Manhattan Institute/Pope Center Debate Yesterday

Yesterday, the Manhattan Institute and the Pope Center sponsored a debate over higher ed. The question was, “Do Too Many People Go to College?” I argued the affirmative and Peter Sacks the negative. You can read our prepared statements here.

One notable aspect of the debate, I think, was the continuing confidence of Sacks (and other defenders of the higher-ed establishment) in what “the research shows” on the purported “return to higher education.” Nobody is paid just for having sat through courses — with the exception of a few government employees who get automatic raises if they complete various degrees. People are paid for using productive skills. If you learn something that improves your productive skills, you stand to earn a return on that education. The trouble is that for a large percentage of American college students, what work they do in college does little or nothing to enhance their productivity. What sense does it make to talk about “the return to education” for a college grad with weak basic skills and a job serving coffee?

George Leef — George Leef is the director of research for the John William Pope Center for Higher Education Policy.

Most Popular

Politics & Policy

The Blackface Party

I must have missed something: Was there some kind of all-hands white-people meeting at which we voted to kick the Democrats out? Elizabeth Warren, Rachel Dolezal, Beto O’Rourke — what’s up with all the ethnic play-acting? Isn’t cultural appropriation supposed to be a bad thing among progressives? Isn’t ... Read More
Law & the Courts

Rosenstein Defends the Mueller Probe

Well, did you think Rod Rosenstein was going to say, “You got me. The Mueller probe was inappropriate and politicized?” No, you didn’t. And the deputy attorney general did not disappoint. In an interview with the Wall Street Journal on Wednesday, Rosenstein defended the investigation as “appropriate ... Read More
Film & TV

A Right-Wing Halloween

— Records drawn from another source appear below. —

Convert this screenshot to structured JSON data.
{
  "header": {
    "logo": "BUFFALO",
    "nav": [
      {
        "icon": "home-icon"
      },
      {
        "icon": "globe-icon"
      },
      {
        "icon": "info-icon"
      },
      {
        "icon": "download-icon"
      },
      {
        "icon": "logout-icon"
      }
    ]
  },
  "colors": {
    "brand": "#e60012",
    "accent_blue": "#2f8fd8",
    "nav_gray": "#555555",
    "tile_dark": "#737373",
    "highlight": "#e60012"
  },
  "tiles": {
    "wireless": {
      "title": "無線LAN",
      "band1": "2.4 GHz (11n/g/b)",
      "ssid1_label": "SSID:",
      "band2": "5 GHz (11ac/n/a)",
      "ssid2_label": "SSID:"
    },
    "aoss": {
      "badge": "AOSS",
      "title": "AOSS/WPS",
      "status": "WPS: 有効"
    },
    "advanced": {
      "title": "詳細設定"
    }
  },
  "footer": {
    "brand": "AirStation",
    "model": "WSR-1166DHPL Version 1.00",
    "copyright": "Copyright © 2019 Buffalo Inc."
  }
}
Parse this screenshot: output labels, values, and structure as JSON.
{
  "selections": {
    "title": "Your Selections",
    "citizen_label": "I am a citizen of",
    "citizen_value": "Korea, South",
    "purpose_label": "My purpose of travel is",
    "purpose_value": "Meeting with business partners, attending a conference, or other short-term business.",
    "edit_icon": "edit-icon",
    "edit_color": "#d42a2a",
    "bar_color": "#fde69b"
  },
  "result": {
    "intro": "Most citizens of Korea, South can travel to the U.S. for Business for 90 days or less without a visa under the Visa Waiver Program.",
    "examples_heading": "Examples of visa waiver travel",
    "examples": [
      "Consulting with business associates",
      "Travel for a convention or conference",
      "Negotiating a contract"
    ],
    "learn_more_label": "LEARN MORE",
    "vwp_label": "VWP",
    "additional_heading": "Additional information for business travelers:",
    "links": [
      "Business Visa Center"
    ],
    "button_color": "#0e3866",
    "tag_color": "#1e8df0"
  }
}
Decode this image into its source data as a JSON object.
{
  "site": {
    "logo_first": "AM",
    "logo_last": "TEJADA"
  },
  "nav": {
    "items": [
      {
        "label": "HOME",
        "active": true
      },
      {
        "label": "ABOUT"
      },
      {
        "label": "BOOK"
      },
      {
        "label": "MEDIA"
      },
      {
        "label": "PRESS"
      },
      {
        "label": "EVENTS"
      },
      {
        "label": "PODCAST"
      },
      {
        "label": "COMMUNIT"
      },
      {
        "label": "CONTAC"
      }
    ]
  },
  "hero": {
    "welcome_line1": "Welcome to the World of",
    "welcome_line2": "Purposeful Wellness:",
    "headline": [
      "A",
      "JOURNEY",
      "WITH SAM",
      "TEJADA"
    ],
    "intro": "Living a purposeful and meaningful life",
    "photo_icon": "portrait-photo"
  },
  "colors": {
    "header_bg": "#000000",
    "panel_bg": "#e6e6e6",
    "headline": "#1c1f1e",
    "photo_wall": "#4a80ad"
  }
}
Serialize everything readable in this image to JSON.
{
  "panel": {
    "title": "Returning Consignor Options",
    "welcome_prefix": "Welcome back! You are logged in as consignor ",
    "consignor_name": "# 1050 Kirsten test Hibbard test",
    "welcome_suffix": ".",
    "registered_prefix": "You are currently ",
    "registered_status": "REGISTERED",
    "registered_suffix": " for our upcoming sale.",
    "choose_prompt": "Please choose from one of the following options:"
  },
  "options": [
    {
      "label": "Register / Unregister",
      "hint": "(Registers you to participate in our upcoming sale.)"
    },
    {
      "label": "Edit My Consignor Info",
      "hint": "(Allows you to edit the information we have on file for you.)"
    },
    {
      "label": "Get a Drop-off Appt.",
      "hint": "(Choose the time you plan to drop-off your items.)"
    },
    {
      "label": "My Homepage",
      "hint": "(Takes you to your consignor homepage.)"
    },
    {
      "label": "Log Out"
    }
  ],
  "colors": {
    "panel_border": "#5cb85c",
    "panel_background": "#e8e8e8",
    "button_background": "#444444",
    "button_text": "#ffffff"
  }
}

‘The world is not a dark and evil place,” insists an exasperated woman played by Judy Greer in Halloween. “It’s full of love and understanding!” I put the question to the class: Is she right? In the new film (not a reboot but a sequel that occurs 40 years after the events in the 1978 original and ... Read More